Speaker 2:           Well, we probably should take a step backwards and figure out why the client is evicted and what they’re doing. Why aren’t they paying the rent? And why didn’t you screen them well enough as a tenant? Why are they in there? Because this is something that should have been looked at before. So normally in North Carolina, you have a one month security deposit. So when the fifth comes along and the rent is now late, now we’re worried. Now something’s happened. The tenant can’t pay rent. Well, did we get one month security deposit, or did we get two month security deposit? If you come into our office and you have a bad credit report and you have some things that give us caution, we’re going to require two month security deposit, because that one month security deposit can get eaten up really quick. And that’s difficult for people to do. First month’s rent, two month security deposit, a thousand dollars rental. You’re talking about 3000 cash. It’s very difficult for people to come up with $3,000.

So we get in a situation where they’re late and we normally have, we try to make a phone call and see what’s happened and say, oh, I’m coming in tomorrow, whatever, no big deal, stuff happens. We understand that. But if you ignore us and we don’t know what’s going on, we’re going to send a required 10 day letter to let you know that if you don’t rectify this situation, we’re going to begin the eviction process. Again, best thing to do is call us, let us know. We need to tell the landlord something, okay. Landlord is going to want to know where their money is. And when we say we don’t know, we look bad and the tenant looks bad.

So even a partial payment is not a bad thing. So it shows an effort and we need to communicate and work this out. Stuff happens, cars break down. Somebody doesn’t pay child support. We understand that stuff happens, whatever. So just because you’re late one month is not a big, huge deal. Ignoring the situation, hoping that it’s going to go away is a big deal. So, no payment has been made for the first five days, and the 10 day letter has been ignored or you haven’t rectified the situation. Now we’re going to start an eviction process.

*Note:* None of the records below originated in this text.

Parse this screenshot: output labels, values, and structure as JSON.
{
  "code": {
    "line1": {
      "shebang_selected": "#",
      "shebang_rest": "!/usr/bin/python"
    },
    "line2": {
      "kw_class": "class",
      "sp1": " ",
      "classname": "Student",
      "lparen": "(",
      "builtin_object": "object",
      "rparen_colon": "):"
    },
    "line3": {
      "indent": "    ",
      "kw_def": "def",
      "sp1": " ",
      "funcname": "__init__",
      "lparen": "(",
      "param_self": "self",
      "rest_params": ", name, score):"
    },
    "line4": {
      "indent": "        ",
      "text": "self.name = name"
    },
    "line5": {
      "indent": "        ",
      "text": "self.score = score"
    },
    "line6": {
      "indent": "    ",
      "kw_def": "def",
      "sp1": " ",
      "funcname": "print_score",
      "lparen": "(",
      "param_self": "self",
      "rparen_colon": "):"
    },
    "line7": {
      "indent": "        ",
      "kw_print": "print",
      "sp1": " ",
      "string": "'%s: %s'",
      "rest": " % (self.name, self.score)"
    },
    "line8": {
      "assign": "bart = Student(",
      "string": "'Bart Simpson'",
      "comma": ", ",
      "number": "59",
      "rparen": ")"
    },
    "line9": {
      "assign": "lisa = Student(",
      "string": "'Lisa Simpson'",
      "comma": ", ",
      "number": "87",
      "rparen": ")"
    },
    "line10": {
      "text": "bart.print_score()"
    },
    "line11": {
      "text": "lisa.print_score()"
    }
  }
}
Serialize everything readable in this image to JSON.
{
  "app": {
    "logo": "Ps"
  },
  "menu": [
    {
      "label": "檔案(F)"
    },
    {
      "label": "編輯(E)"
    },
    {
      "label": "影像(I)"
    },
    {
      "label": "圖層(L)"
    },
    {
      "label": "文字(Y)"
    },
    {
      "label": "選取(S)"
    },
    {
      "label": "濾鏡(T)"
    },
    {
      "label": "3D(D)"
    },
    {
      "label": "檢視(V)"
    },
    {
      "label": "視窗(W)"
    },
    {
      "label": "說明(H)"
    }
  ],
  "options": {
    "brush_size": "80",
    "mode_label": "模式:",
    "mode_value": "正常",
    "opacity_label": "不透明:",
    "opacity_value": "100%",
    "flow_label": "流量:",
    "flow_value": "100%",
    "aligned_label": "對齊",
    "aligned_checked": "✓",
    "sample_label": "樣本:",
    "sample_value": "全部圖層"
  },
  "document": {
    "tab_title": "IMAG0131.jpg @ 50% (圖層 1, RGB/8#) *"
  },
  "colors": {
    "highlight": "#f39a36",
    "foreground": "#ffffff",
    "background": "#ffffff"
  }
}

The tenant is required to have 30 days notice for this eviction hearing. Well, depending on the court dates and the availability, it can be 30 to 45 days. So, if you’re not paying I’ve extinguished that one month security deposit. That’s why I really like if we have red flags to have the two months security deposit, because the one month is gone. But what I tell landlords all the time is look, it’s upsetting that you weren’t paid, but really our focus should be not getting that money, but getting the premises back so we can re-rent it to another good tenant. It’s been very, very few times in the history of our company that we’ve had a bad tenant that we had to evict. What happens most of the time is we inherit a rental for an investor, or for someone else that ends up being a problem tenant that wasn’t screened by us.

So then we have our court date, papers have been filed and the magistrate goes through the docket. And it is very interesting all the little small claims things that happen or whatever, but they usually do property management first. And if the tenant shows up, they get to say why they didn’t pay the rent. If they don’t show up, the magistrate probably won’t award the money, because they’re not there to defend themselves, but they will give us an approval to get the property back. Sheriff gives notice that they have 10 days to get out and then they’re out. If there’s any property inside, this is another misconception. If there’s any property inside, you can’t throw it out. You can’t sell it. The landlord’s actually responsible to put it in some kind of dry, safe storage for, I believe it’s 30 to 60 days. And-.

Speaker 1:           Even after they’ve been-.

Speaker 2:           After they’ve been evicted. You can’t just throw their stuff out in the front yard, if it has any value, if it has any value. It’s to be determined or whatever. But the last thing you want to do is go through your process, do everything right, do the eviction right and then get sued in small claims because you threw out their stereo and it was worth several hundred dollars or whatever. So I know it’s a pain, but that’s the way to keep it in order. I think in 20 years, we’ve done less than a dozen evictions. We don’t do it often. All 12 times the magistrate has given the property back to the landlord. And then one of the nasty things is you’re going to say where you lived and whether or not it was managed by Realty World Carolina Properties.

I can tell you that if you have an old hospital bill, I’m going to be okay with that as a tenant that you didn’t pay. If you have an old cell phone bill that you didn’t pay, I’m going to be okay with that. If you had a car repossessed or some kind of divorce or someone was really sick, or there’s a death in the family, all those things are excusable and everything. The two biggest red flags that we have of whether or not we’re going to rent to you is if you don’t pay your power bill, because we just think that you’re really desperate. And so if you have power bill collections, that’s very bad. Not only that, you could damage the landlord’s property, if you don’t pay the power. And so, utilities are big. And then the second thing is if you have a previous eviction, we don’t want to inherit someone else’s problems. And there might be a reason for that. And if you give us a good reason, we’ll probably do that double security deposit and then things will move forward or whatever.

So the landlord does pay for it. It’s a couple hundred bucks. We make arrangements with the landlord to go through that process. It’s a stressful thing, it’s stressful to the landlord, it’s stressful to the tenant. Unfortunately we’ve done it enough that we know the process, it’s not that stressful to us. And the bottom line is the tenant has signed a lease with the landlord to pay this money per month. If they don’t, the lease is broken and they get out. And it’s an open and check case.